Soil Composition and Moisture

With remote sensing we can estimate many of the important properties of the soil. The organic carbon content can be estimated from albedo. Clay, iron and other mineral contents can also be estimated.

While nutrients are important to plant growth, more critical to their vitality is plant available moisture. Water is essential for the transport of nutrients to and from the plant. This transport occurs laterally within the soil, and vertically within the plant. Water therefore, is the lifeblood of the system. Without sufficient moisture, photosynthesis is impossible. Perhaps more importantly is a proper balance of available water. Root systems of plants also require air in order to survive, with too much water, plants will literally drown.

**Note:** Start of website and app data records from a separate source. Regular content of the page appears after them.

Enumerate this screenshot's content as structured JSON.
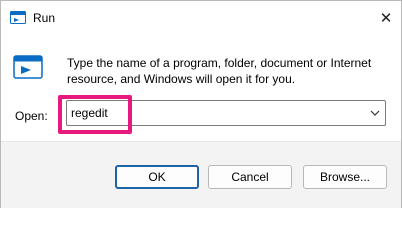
{
  "window": {
    "title": "Run",
    "close_glyph": "✕"
  },
  "main": {
    "description": "Type the name of a program, folder, document or Internet resource, and Windows will open it for you.",
    "open_label": "Open:",
    "open_value": "regedit"
  },
  "buttons": {
    "ok": "OK",
    "cancel": "Cancel",
    "browse": "Browse..."
  },
  "icons": {
    "app": "run-icon",
    "description": "run-icon",
    "dropdown": "chevron-down-icon",
    "close": "close-icon"
  },
  "colors": {
    "highlight": "#e8197e",
    "accent": "#1e63a6",
    "footer_bg": "#f3f3f3"
  }
}
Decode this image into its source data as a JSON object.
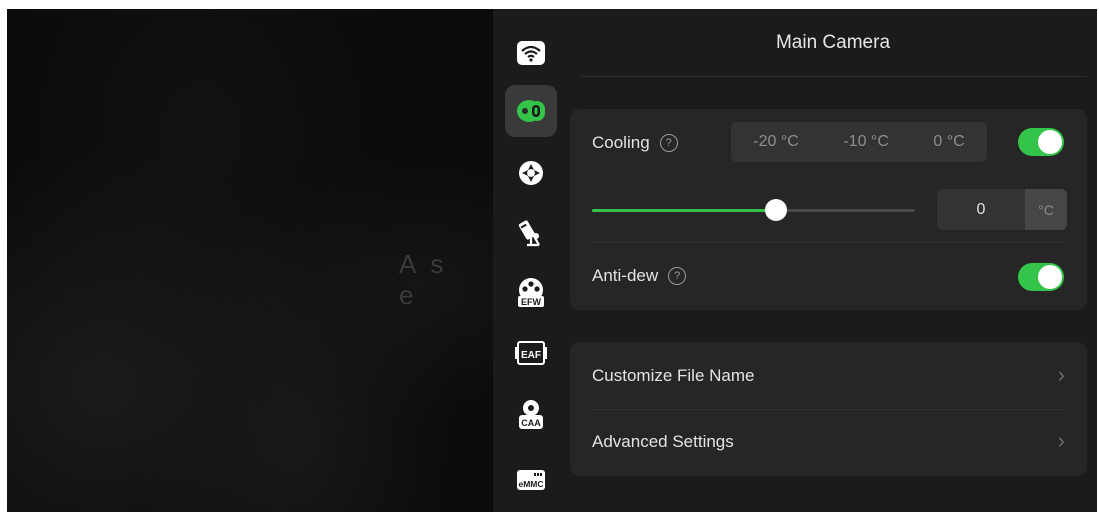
{
  "background": {
    "text": "As  e"
  },
  "panel": {
    "title": "Main Camera"
  },
  "sidebar": {
    "items": [
      {
        "icon": "wifi-icon",
        "label": "Wi-Fi"
      },
      {
        "icon": "main-camera-icon",
        "label": "Main Camera",
        "active": true
      },
      {
        "icon": "mount-icon",
        "label": "Mount"
      },
      {
        "icon": "guide-scope-icon",
        "label": "Guide"
      },
      {
        "icon": "efw-icon",
        "label": "EFW"
      },
      {
        "icon": "eaf-icon",
        "label": "EAF"
      },
      {
        "icon": "caa-icon",
        "label": "CAA"
      },
      {
        "icon": "emmc-icon",
        "label": "eMMC"
      }
    ],
    "icon_texts": {
      "efw": "EFW",
      "eaf": "EAF",
      "caa": "CAA",
      "emmc": "eMMC"
    }
  },
  "cooling": {
    "label": "Cooling",
    "help": "?",
    "presets": [
      "-20 °C",
      "-10 °C",
      "0 °C"
    ],
    "enabled": true,
    "slider_level": 0.57,
    "target_value": "0",
    "unit": "°C"
  },
  "antidew": {
    "label": "Anti-dew",
    "help": "?",
    "enabled": true
  },
  "menu": {
    "customize_file_name": "Customize File Name",
    "advanced_settings": "Advanced Settings",
    "chevron": "›"
  },
  "colors": {
    "accent": "#34c44a",
    "panel": "#1b1b1b",
    "card": "#262626"
  }
}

A field at the Wiregrass experiment station.

Acknowledgement: Wiregrass Experiment Station, Auburn University, Headland, AL, May 19, 1999, Director Larry Wells, Authors: D.G. Sullivan, D. Rickman, J.N. Shaw, P. Mask, J.C. Luvall, J.M. Beck

Components of a loamy Alabama soil in ideal condition for plant growth.


 

Links of interest

USDA Soils
Soil Horizons
Soil Horizons Tutorial
Soils of Alabama
Crop & Soil Sciences at University of Georgia
Soil Moisture
Soil Moisture Conditions
Soil Moisture Model
Estimated Rate of Annual Soil Erosion on Cultivated Cropland If Farmers Used No Conservation System
State of the Land - Index to Maps Facts and Figures
Texas Water Savers


Responsible Official: Dr. Steven J. Goodman (steven.goodman@nasa.gov)
Tehcnical Contact: Dr. Doug Rickman (doug.rickman@msfc.nasa.gov)
Page Curator: Diane Samuelson (diane.samuelson@msfc.nasa.gov)


Last Updated: October 21, 1999